US5813785 *Jan 28, 1997Sep 29, 1998L'orealDevice for the packaging, dispensing and application of a gel or foam
US5876139 *Nov 14, 1996Mar 2, 1999L'orealAssembly for the application of a fluid or semi-solid product onto a surface
US6309124 *Jan 14, 2000Oct 30, 2001L'orealDevice for dispensing and applying a product
US6494349 *Nov 17, 1999Dec 17, 2002The Gillette CompanyHand-held product dispensers having pressurized delivery
US6604879Nov 21, 2001Aug 12, 2003L'orealApplicator and applicator assembly equipped with such an applicator
US6648538 *Jul 27, 2001Nov 18, 2003L'orealDispensing device and method, and refill for a dispensing device

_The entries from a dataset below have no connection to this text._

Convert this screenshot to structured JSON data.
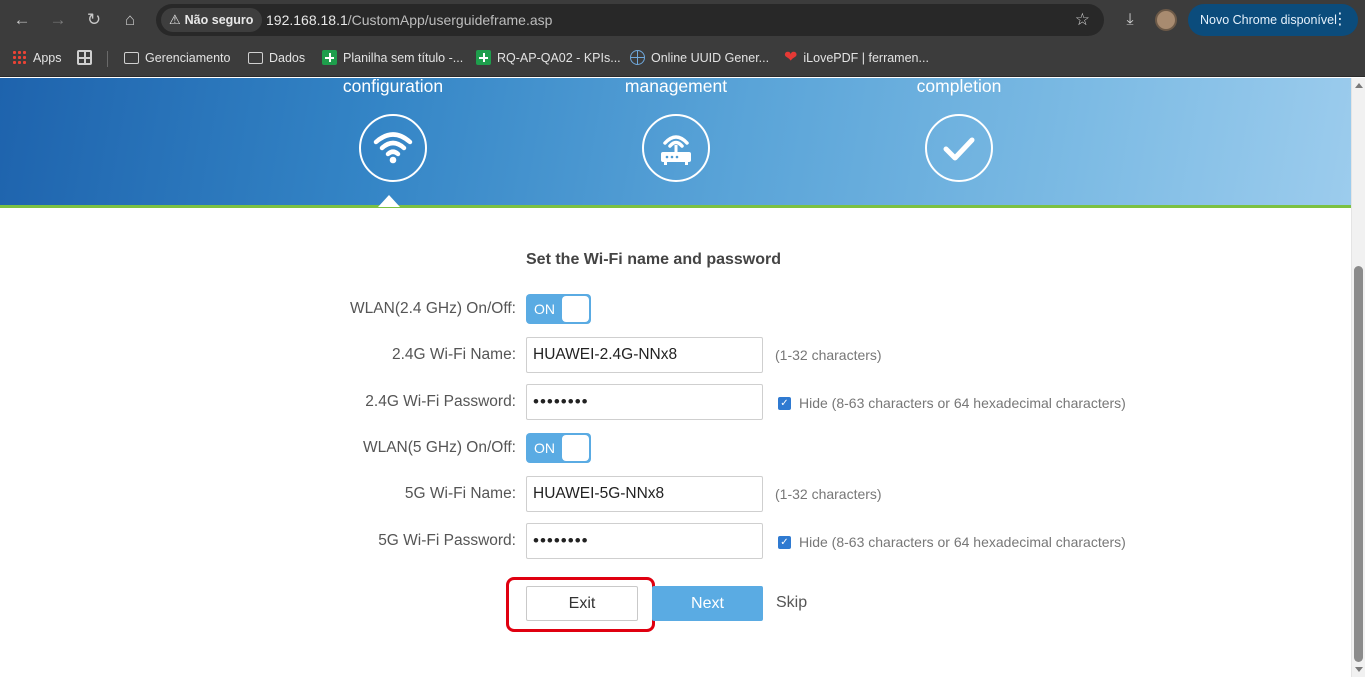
{
  "browser": {
    "security_chip": "Não seguro",
    "url_host": "192.168.18.1",
    "url_path": "/CustomApp/userguideframe.asp",
    "update_label": "Novo Chrome disponível",
    "nav_icons": [
      "back-arrow-icon",
      "forward-arrow-icon",
      "reload-icon",
      "home-icon"
    ],
    "bookmarks": [
      {
        "label": "Apps",
        "icon": "apps-grid-icon"
      },
      {
        "label": "",
        "icon": "tab-groups-icon"
      },
      {
        "label": "Gerenciamento",
        "icon": "folder-icon"
      },
      {
        "label": "Dados",
        "icon": "folder-icon"
      },
      {
        "label": "Planilha sem título -...",
        "icon": "sheets-icon"
      },
      {
        "label": "RQ-AP-QA02 - KPIs...",
        "icon": "sheets-icon"
      },
      {
        "label": "Online UUID Gener...",
        "icon": "globe-icon"
      },
      {
        "label": "iLovePDF | ferramen...",
        "icon": "heart-icon"
      }
    ]
  },
  "steps": [
    {
      "label": "configuration",
      "icon": "wifi-icon"
    },
    {
      "label": "management",
      "icon": "router-icon"
    },
    {
      "label": "completion",
      "icon": "checkmark-icon"
    }
  ],
  "form": {
    "title": "Set the Wi-Fi name and password",
    "wlan24_toggle_label": "WLAN(2.4 GHz) On/Off:",
    "wlan24_toggle_state": "ON",
    "wifi24_name_label": "2.4G Wi-Fi Name:",
    "wifi24_name_value": "HUAWEI-2.4G-NNx8",
    "wifi24_name_hint": "(1-32 characters)",
    "wifi24_password_label": "2.4G Wi-Fi Password:",
    "wifi24_password_value": "••••••••",
    "wifi24_hide_label": "Hide (8-63 characters or 64 hexadecimal characters)",
    "wlan5_toggle_label": "WLAN(5 GHz) On/Off:",
    "wlan5_toggle_state": "ON",
    "wifi5_name_label": "5G Wi-Fi Name:",
    "wifi5_name_value": "HUAWEI-5G-NNx8",
    "wifi5_name_hint": "(1-32 characters)",
    "wifi5_password_label": "5G Wi-Fi Password:",
    "wifi5_password_value": "••••••••",
    "wifi5_hide_label": "Hide (8-63 characters or 64 hexadecimal characters)"
  },
  "actions": {
    "exit_label": "Exit",
    "next_label": "Next",
    "skip_label": "Skip"
  },
  "colors": {
    "banner_blue": "#3485c6",
    "accent_green": "#7cc142",
    "button_blue": "#5aabe3",
    "highlight_red": "#e00010"
  }
}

US6655552Jun 6, 2001Dec 2, 2003Aiken Industries, Inc.Heating and dispensing fluids
US6773194 *Jun 12, 2002Aug 10, 2004The Libman CompanySoap-dispensing scrubber

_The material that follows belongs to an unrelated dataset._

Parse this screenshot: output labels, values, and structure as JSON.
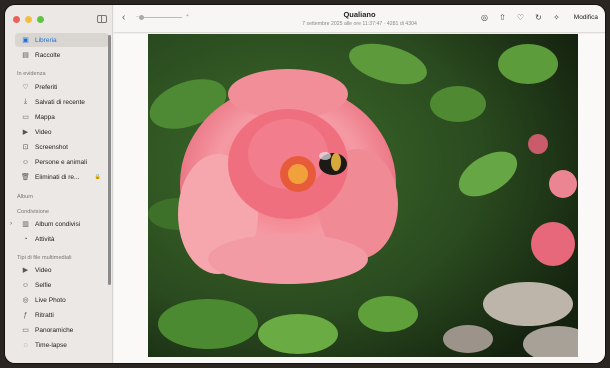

US6942412Nov 7, 2001Sep 13, 2005L'oréalProduct application device including a dip tube
US7066674Oct 18, 2001Jun 27, 2006L'oreal, S.A.Application device, system, and method
US7377296Sep 10, 2004May 27, 2008L'orealDevice for packaging and dispensing a cosmetic or another care product
US7563048Jun 16, 2005Jul 21, 2009Platinum Innovations, Inc.Twist-open dispenser with applicator & method of applying skin care products & method of merchandising paint
US7611301 *Apr 22, 2002Nov 3, 2009L'orealApplicator device
US7878727Apr 20, 2006Feb 1, 2011Kurt KoptisDispenser cap and dispenser
EP0655208A1 *Nov 17, 1994May 31, 1995L'orealApplicator device for liquids
EP0786421A1Dec 5, 1996Jul 30, 1997L'orealStorage, dispensing and applying device for gel or foam
EP0838413A1Oct 1, 1997Apr 29, 1998L'orealFoam dispensing device
EP1205125A2 *Nov 2, 2001May 15, 2002L'orealStoring device with removable unit
EP1205126A1 *Nov 2, 2001May 15, 2002L'orealStorage device with removable unit
EP1514492A1 *Sep 9, 2004Mar 16, 2005L'orealDevice for storing and dispensing a cosmetic product
WO2012123739A1 *Mar 14, 2012Sep 20, 2012Reckitt & Colman (Overseas) LimitedDispenser cap
U.S. Classification401/130, 401/207, 401/190, 401/266
International ClassificationB65D83/16, A45D27/04, B65D83/14, A45D40/00
Cooperative ClassificationB65D83/205, A45D27/04, B65D83/285, A45D40/00
European ClassificationB65D83/20C, B65D83/28B, A45D40/00, A45D27/04